The country's borrowing level (9.5 per cent) is now double that of the UK. 

Ever since Brexit, and indeed before it, the possibility of a second Scottish independence referendum has loomed. But today's public spending figures are one reason why the SNP will proceed with caution. They show that Scotland's deficit has risen to £14.8bn (9.5 per cent of GDP) even when a geographic share of North Sea revenue is included. That is more than double the UK's borrowing level, which last year fell from 5 per cent of GDP to 4 per cent. 

The "oil bonus" that nationalists once boasted of has become almost non-existent. North Sea revenue last year fell from £1.8bn to a mere £60m. Total public sector revenue was £400 per person lower than for the UK, while expenditure was £1,200 higher.  

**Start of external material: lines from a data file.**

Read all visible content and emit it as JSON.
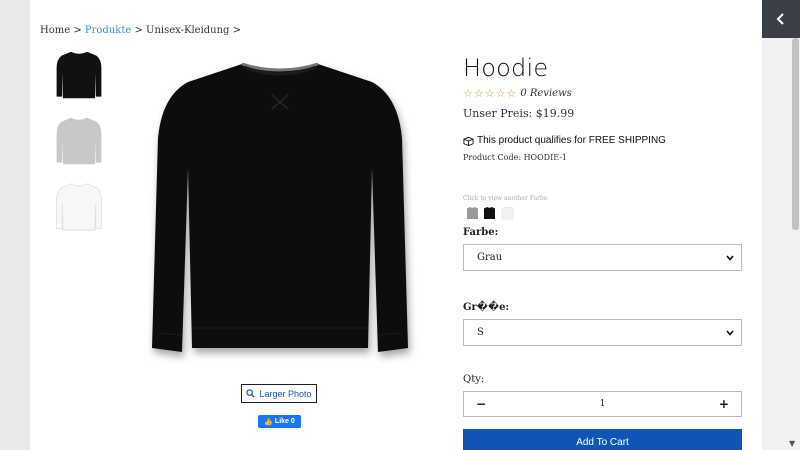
{
  "breadcrumb": {
    "home": "Home",
    "sep1": " > ",
    "products": "Produkte",
    "sep2": " > ",
    "category": "Unisex-Kleidung",
    "sep3": " >"
  },
  "gallery": {
    "thumbnails": [
      {
        "color_name": "black",
        "color": "#111111"
      },
      {
        "color_name": "grey",
        "color": "#c8c8c8"
      },
      {
        "color_name": "white",
        "color": "#f6f6f6"
      }
    ],
    "main_photo_color": "#0e0e0e",
    "larger_photo_label": "Larger Photo",
    "fb_like_label": "Like 0"
  },
  "product": {
    "title": "Hoodie",
    "stars": "☆☆☆☆☆",
    "reviews": "0 Reviews",
    "price": "Unser Preis: $19.99",
    "shipping": "This product qualifies for FREE SHIPPING",
    "code": "Product Code: HOODIE-1"
  },
  "swatches": {
    "hint": "Click to view another Farbe",
    "colors": [
      "#9a9a9a",
      "#111111",
      "#f3f3f3"
    ]
  },
  "options": {
    "color_label": "Farbe:",
    "color_value": "Grau",
    "size_label": "Gr��e:",
    "size_value": "S",
    "qty_label": "Qty:",
    "qty_value": "1",
    "minus": "−",
    "plus": "+"
  },
  "cart": {
    "add_label": "Add To Cart",
    "accent": "#0e55b5"
  }
}
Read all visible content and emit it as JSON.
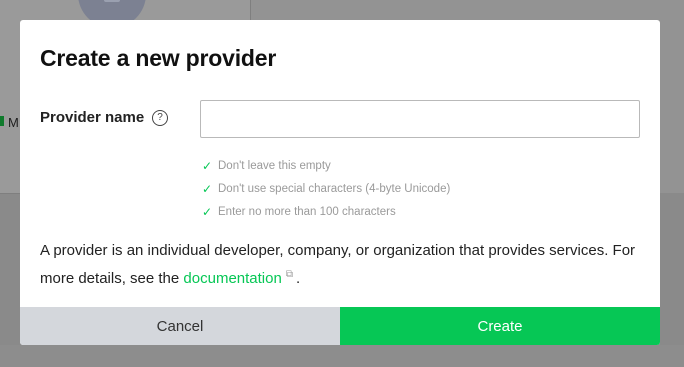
{
  "background": {
    "partial_text": "M"
  },
  "modal": {
    "title": "Create a new provider",
    "field_label": "Provider name",
    "help_icon": "?",
    "input_value": "",
    "input_placeholder": "",
    "rules": [
      {
        "icon": "check-icon",
        "text": "Don't leave this empty"
      },
      {
        "icon": "check-icon",
        "text": "Don't use special characters (4-byte Unicode)"
      },
      {
        "icon": "check-icon",
        "text": "Enter no more than 100 characters"
      }
    ],
    "description_before": "A provider is an individual developer, company, or organization that provides services. For more details, see the ",
    "description_link": "documentation",
    "description_after": ".",
    "cancel_label": "Cancel",
    "create_label": "Create"
  },
  "colors": {
    "accent": "#06c755",
    "cancel_bg": "#d4d7dc"
  }
}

Nicola Sturgeon pre-empted the figures by warning of the cost to the Scottish economy of Brexit (which her government estimated at between £1.7bn and £11.2.bn a year by 2030). But the country's black hole means the risks of independence remain immense. As a new state, Scotland would be forced to pay a premium on its debt, resulting in an even greater fiscal gap. Were it to use the pound without permission, with no independent central bank and no lender of last resort, borrowing costs would rise still further. To offset a Greek-style crisis, Scotland would be forced to impose considerable austerity. 

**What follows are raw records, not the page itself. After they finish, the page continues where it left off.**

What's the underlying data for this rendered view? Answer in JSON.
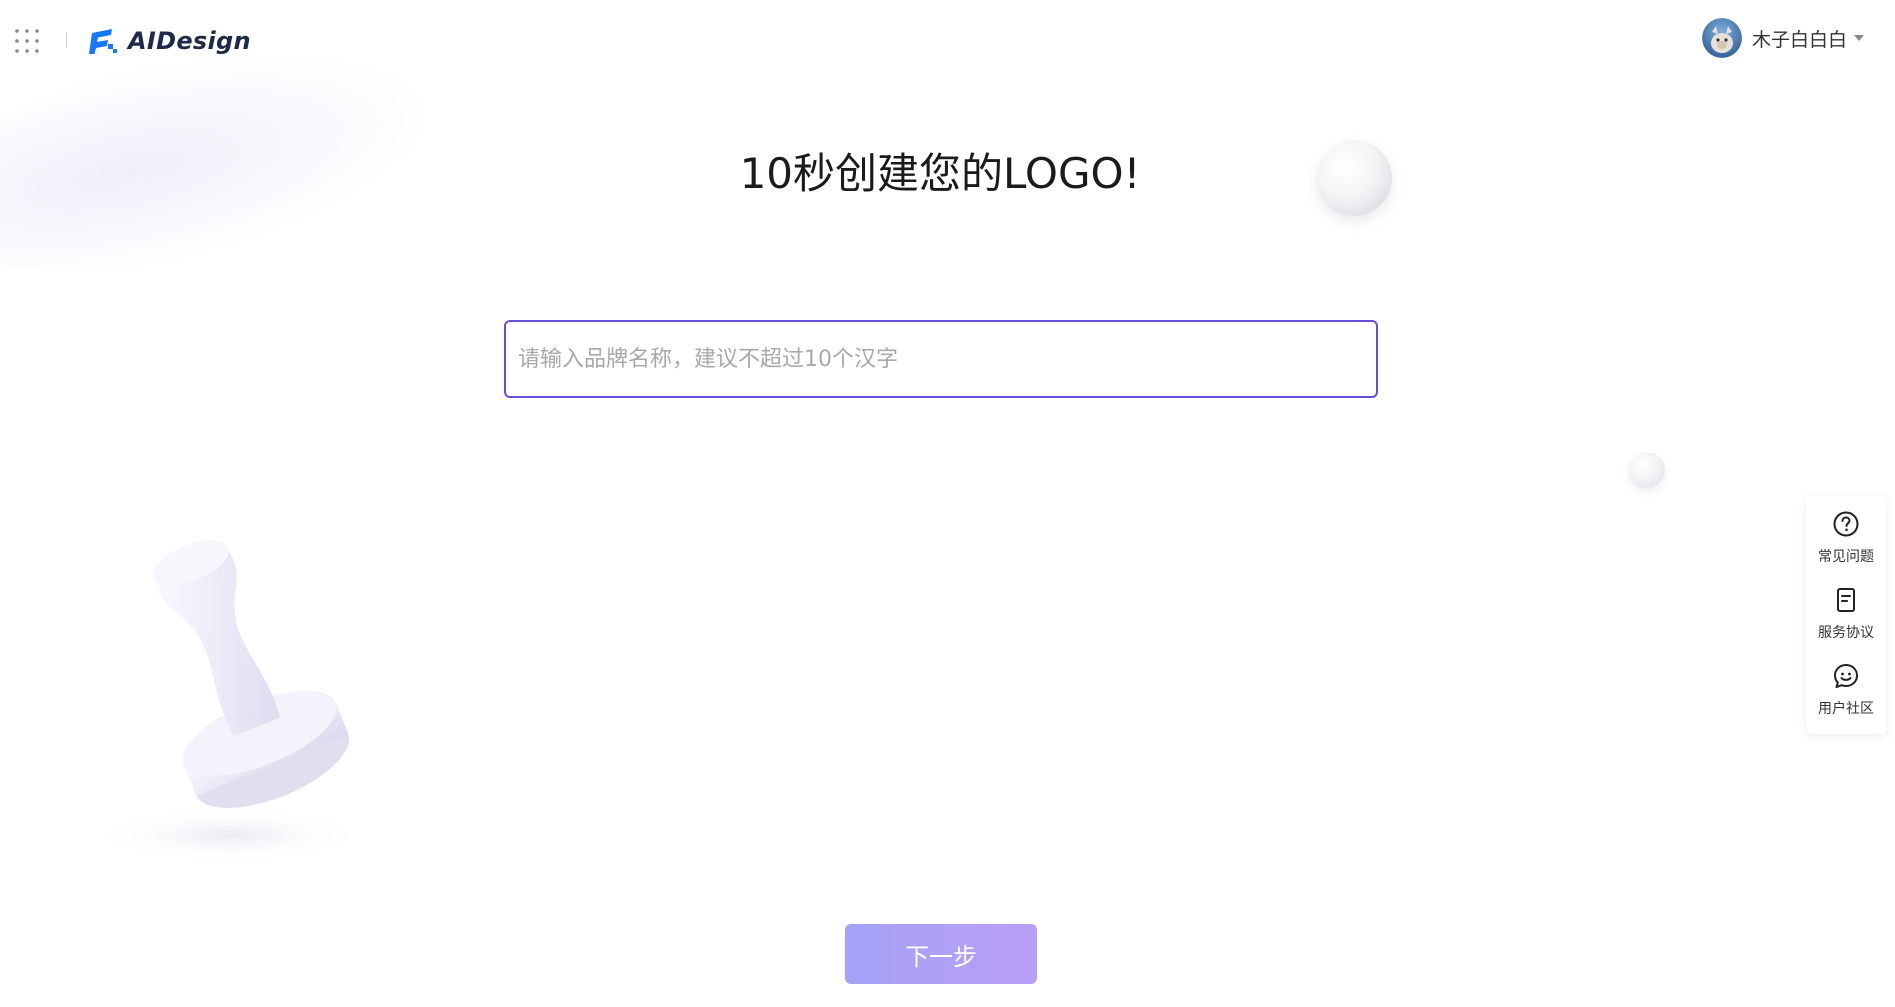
{
  "header": {
    "apps_icon": "grid-dots-icon",
    "logo_text": "AIDesign",
    "user": {
      "name": "木子白白白",
      "avatar_icon": "avatar-image",
      "dropdown_icon": "caret-down-icon"
    }
  },
  "main": {
    "title": "10秒创建您的LOGO!",
    "brand_input": {
      "value": "",
      "placeholder": "请输入品牌名称，建议不超过10个汉字"
    },
    "next_label": "下一步"
  },
  "side_panel": {
    "items": [
      {
        "label": "常见问题",
        "icon": "question-circle-icon"
      },
      {
        "label": "服务协议",
        "icon": "document-icon"
      },
      {
        "label": "用户社区",
        "icon": "smile-chat-icon"
      }
    ]
  },
  "colors": {
    "accent": "#6b4be0",
    "button_start": "#a6a2f8",
    "button_end": "#b89ef4",
    "logo_blue": "#1677ff"
  }
}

Nor would EU membership provide a panacea. Scotland would likely be forced to wait years to join owing to the scepticism of Spain and others facing their own secessionist movements. At present, two-thirds of the country's exports go to the UK, compared to just 15 per cent to other EU states.

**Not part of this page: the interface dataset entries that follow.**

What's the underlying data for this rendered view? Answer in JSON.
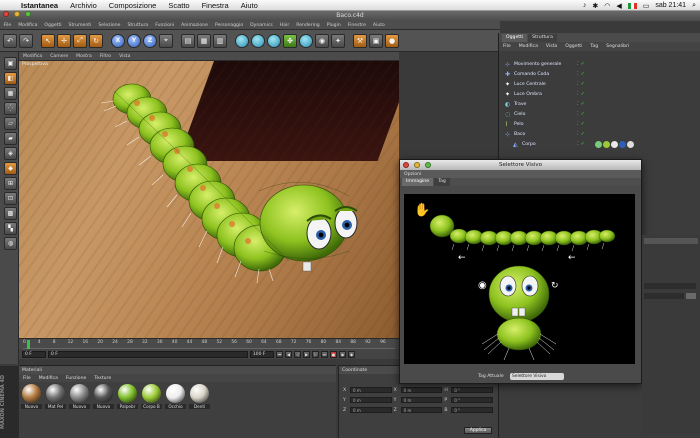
{
  "menubar": {
    "app": "Istantanea",
    "items": [
      "Archivio",
      "Composizione",
      "Scatto",
      "Finestra",
      "Aiuto"
    ],
    "clock": "sab 21:41"
  },
  "window": {
    "title": "Baco.c4d"
  },
  "app_menu": [
    "File",
    "Modifica",
    "Oggetti",
    "Strumenti",
    "Selezione",
    "Struttura",
    "Funzioni",
    "Animazione",
    "Personaggio",
    "Dynamics",
    "Hair",
    "Rendering",
    "Plugin",
    "Finestre",
    "Aiuto"
  ],
  "toolbar": {
    "axis_labels": [
      "X",
      "Y",
      "Z"
    ]
  },
  "viewport": {
    "menu": [
      "Modifica",
      "Camere",
      "Mostra",
      "Filtro",
      "Vista"
    ],
    "label": "Prospettiva"
  },
  "timeline": {
    "ticks": [
      "0",
      "4",
      "8",
      "12",
      "16",
      "20",
      "24",
      "28",
      "32",
      "36",
      "40",
      "44",
      "48",
      "52",
      "56",
      "60",
      "64",
      "68",
      "72",
      "76",
      "80",
      "84",
      "88",
      "92",
      "96"
    ],
    "current_frame": "0 F",
    "start_frame": "0 F",
    "end_frame": "100 F"
  },
  "materials": {
    "title": "Materiali",
    "menu": [
      "File",
      "Modifica",
      "Funzione",
      "Texture"
    ],
    "items": [
      {
        "label": "Nuovo",
        "color": "#b27a3f"
      },
      {
        "label": "Mat Pel",
        "color": "#6f6f6f"
      },
      {
        "label": "Nuovo",
        "color": "#8a8a8a"
      },
      {
        "label": "Nuovo",
        "color": "#555555"
      },
      {
        "label": "Palpebr",
        "color": "#7fbf2a"
      },
      {
        "label": "Corpo B",
        "color": "#9acb33"
      },
      {
        "label": "Occhio",
        "color": "#eeeeee"
      },
      {
        "label": "Denti",
        "color": "#d9d4c8"
      }
    ],
    "brand": "MAXON CINEMA 4D"
  },
  "coordinates": {
    "title": "Coordinate",
    "rows": [
      {
        "axis": "X",
        "pos": "0 m",
        "size": "0 m",
        "rot_axis": "H",
        "rot": "0 °"
      },
      {
        "axis": "Y",
        "pos": "0 m",
        "size": "0 m",
        "rot_axis": "P",
        "rot": "0 °"
      },
      {
        "axis": "Z",
        "pos": "0 m",
        "size": "0 m",
        "rot_axis": "B",
        "rot": "0 °"
      }
    ],
    "apply_label": "Applica"
  },
  "objects": {
    "tabs": [
      "Oggetti",
      "Struttura"
    ],
    "menu": [
      "File",
      "Modifica",
      "Vista",
      "Oggetti",
      "Tag",
      "Segnalibri"
    ],
    "items": [
      {
        "name": "Movimento generale",
        "color": "#8ab4ff"
      },
      {
        "name": "Comando Coda",
        "color": "#8ab4ff"
      },
      {
        "name": "Luce Centrale",
        "color": "#ffffff"
      },
      {
        "name": "Luce Ombra",
        "color": "#ffffff"
      },
      {
        "name": "Trave",
        "color": "#7fd0e0"
      },
      {
        "name": "Cielo",
        "color": "#7fd0e0"
      },
      {
        "name": "Pelo",
        "color": "#b0e070"
      },
      {
        "name": "Baco",
        "color": "#8ab4ff"
      },
      {
        "name": "Corpo",
        "color": "#8ab4ff"
      }
    ]
  },
  "dialog": {
    "title": "Selettore Visivo",
    "menu": "Opzioni",
    "tabs": [
      "Immagine",
      "Tag"
    ],
    "footer_label": "Tag Attuale",
    "footer_value": "Selettore Visivo"
  },
  "colors": {
    "body_green": "#8dc21f",
    "accent_blue": "#2e5fb7"
  }
}
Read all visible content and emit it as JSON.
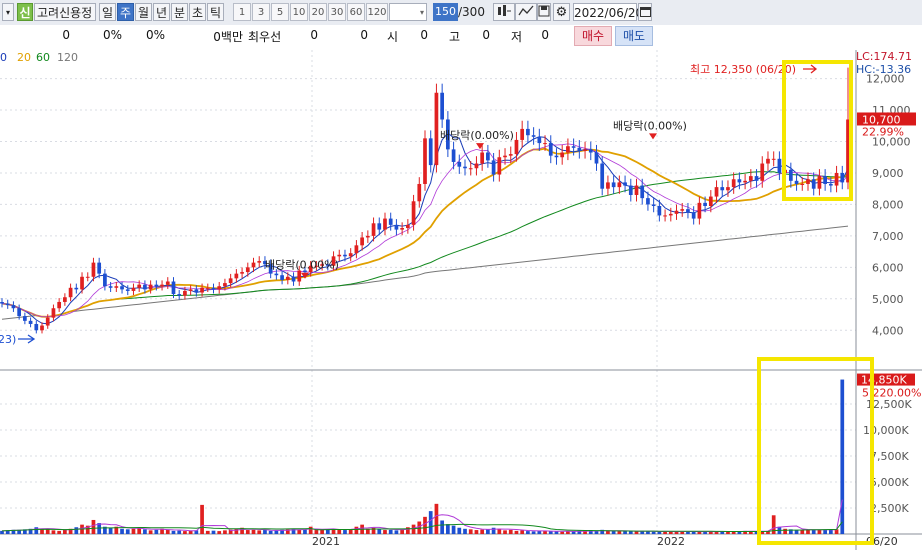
{
  "toolbar": {
    "stock_tag": "신",
    "stock_name": "고려신용정",
    "period_buttons": [
      "일",
      "주",
      "월",
      "년",
      "분",
      "초",
      "틱"
    ],
    "active_period": "주",
    "interval_buttons": [
      "1",
      "3",
      "5",
      "10",
      "20",
      "30",
      "60",
      "120"
    ],
    "count_value": "150",
    "count_total": "/300",
    "date_value": "2022/06/20"
  },
  "status": {
    "values": [
      "0",
      "0%",
      "0%",
      "0백만",
      "최우선",
      "0",
      "0",
      "시",
      "0",
      "고",
      "0",
      "저",
      "0"
    ],
    "buy_label": "매수",
    "sell_label": "매도"
  },
  "legend": {
    "ma_periods": [
      "0",
      "20",
      "60",
      "120"
    ],
    "ma_colors": [
      "#1a3cb8",
      "#e0a000",
      "#12891e",
      "#777777"
    ]
  },
  "price_panel": {
    "lc_label": "LC:174.71",
    "hc_label": "HC:-13.36",
    "current_price_label": "10,700",
    "change_label": "22.99%",
    "high_annotation": "최고 12,350 (06/20)",
    "low_annotation": "23)",
    "dividend_labels": [
      "배당락(0.00%)",
      "배당락(0.00%)",
      "배당락(0.00%)"
    ],
    "axis_ticks": [
      "12,000",
      "11,000",
      "10,000",
      "9,000",
      "8,000",
      "7,000",
      "6,000",
      "5,000",
      "4,000"
    ]
  },
  "volume_panel": {
    "max_label": "14,850K",
    "change_label": "5,220.00%",
    "axis_ticks": [
      "12,500K",
      "10,000K",
      "7,500K",
      "5,000K",
      "2,500K"
    ]
  },
  "x_axis": {
    "labels": [
      "2021",
      "2022",
      "06/20"
    ]
  },
  "colors": {
    "up": "#e02020",
    "down": "#1d4fd1",
    "highlight_box": "#f5e600",
    "ma5": "#1a3cb8",
    "ma20": "#e0a000",
    "ma60": "#12891e",
    "ma120": "#777777"
  },
  "chart_data": {
    "type": "candlestick",
    "title": "",
    "xlabel": "",
    "ylabel": "",
    "ylim": [
      3500,
      12400
    ],
    "volume_ylim": [
      0,
      15000
    ],
    "x": [
      0,
      1,
      2,
      3,
      4,
      5,
      6,
      7,
      8,
      9,
      10,
      11,
      12,
      13,
      14,
      15,
      16,
      17,
      18,
      19,
      20,
      21,
      22,
      23,
      24,
      25,
      26,
      27,
      28,
      29,
      30,
      31,
      32,
      33,
      34,
      35,
      36,
      37,
      38,
      39,
      40,
      41,
      42,
      43,
      44,
      45,
      46,
      47,
      48,
      49,
      50,
      51,
      52,
      53,
      54,
      55,
      56,
      57,
      58,
      59,
      60,
      61,
      62,
      63,
      64,
      65,
      66,
      67,
      68,
      69,
      70,
      71,
      72,
      73,
      74,
      75,
      76,
      77,
      78,
      79,
      80,
      81,
      82,
      83,
      84,
      85,
      86,
      87,
      88,
      89,
      90,
      91,
      92,
      93,
      94,
      95,
      96,
      97,
      98,
      99,
      100,
      101,
      102,
      103,
      104,
      105,
      106,
      107,
      108,
      109,
      110,
      111,
      112,
      113,
      114,
      115,
      116,
      117,
      118,
      119,
      120,
      121,
      122,
      123,
      124,
      125,
      126,
      127,
      128,
      129,
      130,
      131,
      132,
      133,
      134,
      135,
      136,
      137,
      138,
      139,
      140,
      141,
      142,
      143,
      144,
      145,
      146,
      147,
      148,
      149
    ],
    "close": [
      4850,
      4800,
      4700,
      4450,
      4300,
      4200,
      4000,
      4150,
      4400,
      4700,
      4900,
      5050,
      5350,
      5300,
      5700,
      5700,
      6150,
      5800,
      5400,
      5350,
      5400,
      5300,
      5250,
      5350,
      5450,
      5300,
      5450,
      5400,
      5450,
      5550,
      5150,
      5100,
      5250,
      5300,
      5200,
      5350,
      5350,
      5300,
      5400,
      5500,
      5650,
      5800,
      5850,
      6000,
      6150,
      6200,
      6100,
      5800,
      5750,
      5600,
      5700,
      5550,
      5900,
      5850,
      6050,
      6050,
      6100,
      6050,
      6350,
      6400,
      6350,
      6450,
      6700,
      6950,
      7000,
      7400,
      7200,
      7550,
      7350,
      7200,
      7250,
      7350,
      8100,
      8650,
      10100,
      9250,
      11550,
      10700,
      9750,
      9350,
      9200,
      9150,
      9150,
      9300,
      9650,
      9400,
      8950,
      9500,
      9550,
      9600,
      10050,
      10400,
      10200,
      10150,
      9950,
      9950,
      9550,
      9500,
      9650,
      9850,
      9800,
      9700,
      9750,
      9650,
      9300,
      8500,
      8700,
      8550,
      8700,
      8600,
      8300,
      8600,
      8200,
      8000,
      7950,
      7650,
      7650,
      7700,
      7800,
      7850,
      7750,
      7550,
      8050,
      7950,
      8250,
      8550,
      8450,
      8550,
      8800,
      8700,
      8750,
      8900,
      8750,
      9300,
      9450,
      9450,
      9000,
      9100,
      8750,
      8650,
      8650,
      8800,
      8500,
      8900,
      8650,
      8600,
      9000,
      8700,
      10700
    ],
    "volume": [
      300,
      350,
      400,
      400,
      450,
      500,
      650,
      520,
      500,
      350,
      300,
      400,
      500,
      650,
      900,
      800,
      1350,
      1050,
      700,
      600,
      700,
      500,
      450,
      500,
      600,
      450,
      350,
      400,
      500,
      400,
      300,
      320,
      280,
      300,
      350,
      2800,
      300,
      320,
      280,
      350,
      420,
      500,
      600,
      380,
      400,
      350,
      380,
      300,
      320,
      400,
      450,
      500,
      400,
      420,
      700,
      380,
      400,
      450,
      500,
      420,
      380,
      450,
      700,
      900,
      500,
      600,
      450,
      380,
      400,
      350,
      500,
      650,
      900,
      1200,
      1650,
      2200,
      2900,
      1300,
      950,
      800,
      600,
      500,
      450,
      380,
      420,
      480,
      600,
      500,
      350,
      400,
      300,
      350,
      280,
      250,
      300,
      320,
      260,
      240,
      220,
      250,
      280,
      300,
      320,
      280,
      260,
      400,
      350,
      300,
      280,
      250,
      260,
      240,
      300,
      260,
      220,
      200,
      260,
      240,
      230,
      250,
      240,
      220,
      210,
      230,
      250,
      260,
      240,
      220,
      230,
      250,
      300,
      280,
      260,
      250,
      300,
      1800,
      700,
      500,
      450,
      400,
      380,
      420,
      400,
      420,
      380,
      400,
      450,
      14850
    ]
  }
}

The SNP will only demand a second referendum when it is convinced it can win. At present, that is far from certain. Though support for independence rose following the Brexit vote, a recent YouGov survey last month gave the No side a four-point lead (45-40). Until the nationalists enjoy sustained poll leads (as they have never done before), the SNP will avoid rejoining battle. Today's figures are a considerable obstacle to doing so. 

George Eaton is political editor of the New Statesman.